▶ [Exercise materials]:
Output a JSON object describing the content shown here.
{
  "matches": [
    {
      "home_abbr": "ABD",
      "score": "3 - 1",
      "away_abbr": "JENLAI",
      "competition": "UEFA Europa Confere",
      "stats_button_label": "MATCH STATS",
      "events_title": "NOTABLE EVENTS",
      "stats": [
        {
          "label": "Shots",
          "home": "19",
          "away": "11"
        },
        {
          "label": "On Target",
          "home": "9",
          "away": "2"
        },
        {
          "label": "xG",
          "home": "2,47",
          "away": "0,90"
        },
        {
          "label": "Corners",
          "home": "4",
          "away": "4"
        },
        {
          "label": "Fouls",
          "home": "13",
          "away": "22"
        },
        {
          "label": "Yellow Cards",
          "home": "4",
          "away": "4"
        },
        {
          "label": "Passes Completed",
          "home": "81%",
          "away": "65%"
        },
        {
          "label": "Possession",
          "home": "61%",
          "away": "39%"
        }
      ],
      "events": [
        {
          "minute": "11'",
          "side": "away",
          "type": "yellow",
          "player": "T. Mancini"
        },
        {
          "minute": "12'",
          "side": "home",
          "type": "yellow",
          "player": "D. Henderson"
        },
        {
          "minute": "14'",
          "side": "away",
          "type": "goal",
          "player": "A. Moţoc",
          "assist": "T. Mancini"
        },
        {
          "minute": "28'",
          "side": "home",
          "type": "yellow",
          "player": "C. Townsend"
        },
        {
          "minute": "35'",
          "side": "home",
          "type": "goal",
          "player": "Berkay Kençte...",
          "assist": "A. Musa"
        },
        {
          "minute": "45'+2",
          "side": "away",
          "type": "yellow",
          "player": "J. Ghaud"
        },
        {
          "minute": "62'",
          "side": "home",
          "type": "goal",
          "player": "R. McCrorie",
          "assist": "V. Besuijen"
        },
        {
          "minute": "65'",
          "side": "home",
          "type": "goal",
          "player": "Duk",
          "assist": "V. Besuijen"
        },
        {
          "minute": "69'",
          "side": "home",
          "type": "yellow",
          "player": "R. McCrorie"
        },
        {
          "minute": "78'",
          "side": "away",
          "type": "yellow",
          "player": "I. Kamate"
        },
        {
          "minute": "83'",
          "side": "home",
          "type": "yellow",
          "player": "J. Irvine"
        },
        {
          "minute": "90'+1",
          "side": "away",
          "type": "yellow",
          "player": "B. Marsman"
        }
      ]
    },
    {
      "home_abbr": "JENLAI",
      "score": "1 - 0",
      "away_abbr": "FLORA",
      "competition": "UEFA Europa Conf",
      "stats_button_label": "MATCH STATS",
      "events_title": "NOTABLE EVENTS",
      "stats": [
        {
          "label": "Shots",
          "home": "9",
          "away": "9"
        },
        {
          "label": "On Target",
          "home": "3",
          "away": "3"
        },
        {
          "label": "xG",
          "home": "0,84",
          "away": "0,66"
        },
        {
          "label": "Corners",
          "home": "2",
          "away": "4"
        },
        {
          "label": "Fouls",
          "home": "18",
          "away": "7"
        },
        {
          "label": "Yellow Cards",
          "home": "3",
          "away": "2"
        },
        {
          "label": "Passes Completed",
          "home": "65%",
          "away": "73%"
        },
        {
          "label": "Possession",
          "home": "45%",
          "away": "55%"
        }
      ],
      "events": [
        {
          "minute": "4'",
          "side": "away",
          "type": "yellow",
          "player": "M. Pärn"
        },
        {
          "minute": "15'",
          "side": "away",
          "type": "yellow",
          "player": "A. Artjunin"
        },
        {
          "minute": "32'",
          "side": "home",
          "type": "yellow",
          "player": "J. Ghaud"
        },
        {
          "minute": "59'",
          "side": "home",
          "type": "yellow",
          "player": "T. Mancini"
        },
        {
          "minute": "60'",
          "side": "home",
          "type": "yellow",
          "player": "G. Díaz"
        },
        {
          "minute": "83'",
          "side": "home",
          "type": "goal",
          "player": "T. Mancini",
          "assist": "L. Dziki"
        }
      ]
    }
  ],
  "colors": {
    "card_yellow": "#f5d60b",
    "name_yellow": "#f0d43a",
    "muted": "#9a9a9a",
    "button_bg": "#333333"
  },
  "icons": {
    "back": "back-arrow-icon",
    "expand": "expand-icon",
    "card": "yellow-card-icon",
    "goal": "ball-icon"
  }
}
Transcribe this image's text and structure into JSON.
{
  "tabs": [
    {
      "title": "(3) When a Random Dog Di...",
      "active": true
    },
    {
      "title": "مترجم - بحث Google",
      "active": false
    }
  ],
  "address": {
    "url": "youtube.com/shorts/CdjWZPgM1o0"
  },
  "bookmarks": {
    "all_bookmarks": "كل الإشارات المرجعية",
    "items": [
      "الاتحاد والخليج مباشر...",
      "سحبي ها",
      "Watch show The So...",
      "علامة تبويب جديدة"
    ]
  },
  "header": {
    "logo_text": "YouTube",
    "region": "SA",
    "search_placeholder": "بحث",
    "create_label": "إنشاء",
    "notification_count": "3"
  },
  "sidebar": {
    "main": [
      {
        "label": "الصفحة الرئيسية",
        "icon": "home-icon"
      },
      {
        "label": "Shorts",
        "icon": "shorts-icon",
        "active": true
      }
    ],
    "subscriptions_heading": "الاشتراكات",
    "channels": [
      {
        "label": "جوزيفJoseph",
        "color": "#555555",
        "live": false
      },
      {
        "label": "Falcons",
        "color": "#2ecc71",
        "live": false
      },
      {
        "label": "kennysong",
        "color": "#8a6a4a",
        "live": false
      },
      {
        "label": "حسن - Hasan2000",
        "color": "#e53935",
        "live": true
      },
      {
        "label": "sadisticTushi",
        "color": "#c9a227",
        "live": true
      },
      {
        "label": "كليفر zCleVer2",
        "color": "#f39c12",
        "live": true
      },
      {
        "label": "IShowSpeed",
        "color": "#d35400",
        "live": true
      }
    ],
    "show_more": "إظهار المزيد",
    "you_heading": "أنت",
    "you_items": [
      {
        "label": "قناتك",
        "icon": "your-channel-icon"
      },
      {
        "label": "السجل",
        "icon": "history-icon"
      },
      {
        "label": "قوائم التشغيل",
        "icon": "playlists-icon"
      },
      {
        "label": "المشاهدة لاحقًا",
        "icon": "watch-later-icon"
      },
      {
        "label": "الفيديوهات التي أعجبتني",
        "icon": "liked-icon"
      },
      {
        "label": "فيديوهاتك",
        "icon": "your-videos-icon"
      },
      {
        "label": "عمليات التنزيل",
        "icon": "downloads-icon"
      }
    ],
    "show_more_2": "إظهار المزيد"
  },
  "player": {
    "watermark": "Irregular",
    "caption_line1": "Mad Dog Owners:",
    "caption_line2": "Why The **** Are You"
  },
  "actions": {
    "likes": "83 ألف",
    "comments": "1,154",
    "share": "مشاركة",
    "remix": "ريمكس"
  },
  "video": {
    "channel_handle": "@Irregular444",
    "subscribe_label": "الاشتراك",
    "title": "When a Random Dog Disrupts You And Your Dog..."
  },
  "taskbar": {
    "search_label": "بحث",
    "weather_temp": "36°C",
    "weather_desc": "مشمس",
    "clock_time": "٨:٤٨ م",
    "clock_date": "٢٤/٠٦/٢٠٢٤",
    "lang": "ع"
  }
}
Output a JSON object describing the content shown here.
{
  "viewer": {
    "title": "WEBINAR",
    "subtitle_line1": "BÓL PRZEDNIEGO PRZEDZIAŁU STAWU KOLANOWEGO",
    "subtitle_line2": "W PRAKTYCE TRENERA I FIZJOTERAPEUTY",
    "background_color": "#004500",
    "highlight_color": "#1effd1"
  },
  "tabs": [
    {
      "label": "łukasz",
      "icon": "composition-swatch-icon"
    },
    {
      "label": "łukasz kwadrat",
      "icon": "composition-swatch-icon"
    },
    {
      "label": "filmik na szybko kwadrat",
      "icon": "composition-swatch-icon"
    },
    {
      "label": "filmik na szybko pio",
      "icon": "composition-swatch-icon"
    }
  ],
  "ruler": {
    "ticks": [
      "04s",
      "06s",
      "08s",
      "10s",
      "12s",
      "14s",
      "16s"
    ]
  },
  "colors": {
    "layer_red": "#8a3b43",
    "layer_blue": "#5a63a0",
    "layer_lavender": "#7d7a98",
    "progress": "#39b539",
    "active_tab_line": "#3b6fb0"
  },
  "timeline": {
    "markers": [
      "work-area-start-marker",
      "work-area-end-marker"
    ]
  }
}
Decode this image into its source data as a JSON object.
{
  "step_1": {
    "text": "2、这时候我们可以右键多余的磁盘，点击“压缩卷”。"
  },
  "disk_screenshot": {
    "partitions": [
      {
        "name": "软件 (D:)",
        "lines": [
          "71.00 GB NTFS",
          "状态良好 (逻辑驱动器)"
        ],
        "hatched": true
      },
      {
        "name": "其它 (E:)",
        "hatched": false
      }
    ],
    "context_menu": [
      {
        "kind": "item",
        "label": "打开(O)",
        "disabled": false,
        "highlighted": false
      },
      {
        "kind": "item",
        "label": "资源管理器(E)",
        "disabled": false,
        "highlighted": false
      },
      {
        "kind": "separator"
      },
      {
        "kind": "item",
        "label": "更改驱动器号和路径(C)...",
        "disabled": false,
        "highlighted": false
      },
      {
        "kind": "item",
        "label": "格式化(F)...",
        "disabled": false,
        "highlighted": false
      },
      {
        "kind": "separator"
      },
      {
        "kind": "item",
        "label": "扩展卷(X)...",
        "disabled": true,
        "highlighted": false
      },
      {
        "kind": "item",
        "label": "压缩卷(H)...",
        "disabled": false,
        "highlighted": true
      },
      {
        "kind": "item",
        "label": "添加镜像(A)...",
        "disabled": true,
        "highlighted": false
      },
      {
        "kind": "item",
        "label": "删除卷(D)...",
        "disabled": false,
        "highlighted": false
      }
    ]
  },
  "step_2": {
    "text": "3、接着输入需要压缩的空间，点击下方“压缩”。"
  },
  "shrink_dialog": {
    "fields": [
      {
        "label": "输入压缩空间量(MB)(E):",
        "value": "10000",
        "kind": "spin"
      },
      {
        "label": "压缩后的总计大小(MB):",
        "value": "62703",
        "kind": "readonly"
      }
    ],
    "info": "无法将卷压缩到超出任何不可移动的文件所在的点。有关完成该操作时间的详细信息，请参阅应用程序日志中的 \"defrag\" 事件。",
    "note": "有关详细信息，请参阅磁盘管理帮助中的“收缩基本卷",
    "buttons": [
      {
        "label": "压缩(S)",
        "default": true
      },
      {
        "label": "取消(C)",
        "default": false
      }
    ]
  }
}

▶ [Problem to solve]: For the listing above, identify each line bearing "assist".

▶ [Output below]:
          "assist": "T. Mancini"
          "assist": "A. Musa"
          "assist": "V. Besuijen"
          "assist": "V. Besuijen"
          "assist": "L. Dziki"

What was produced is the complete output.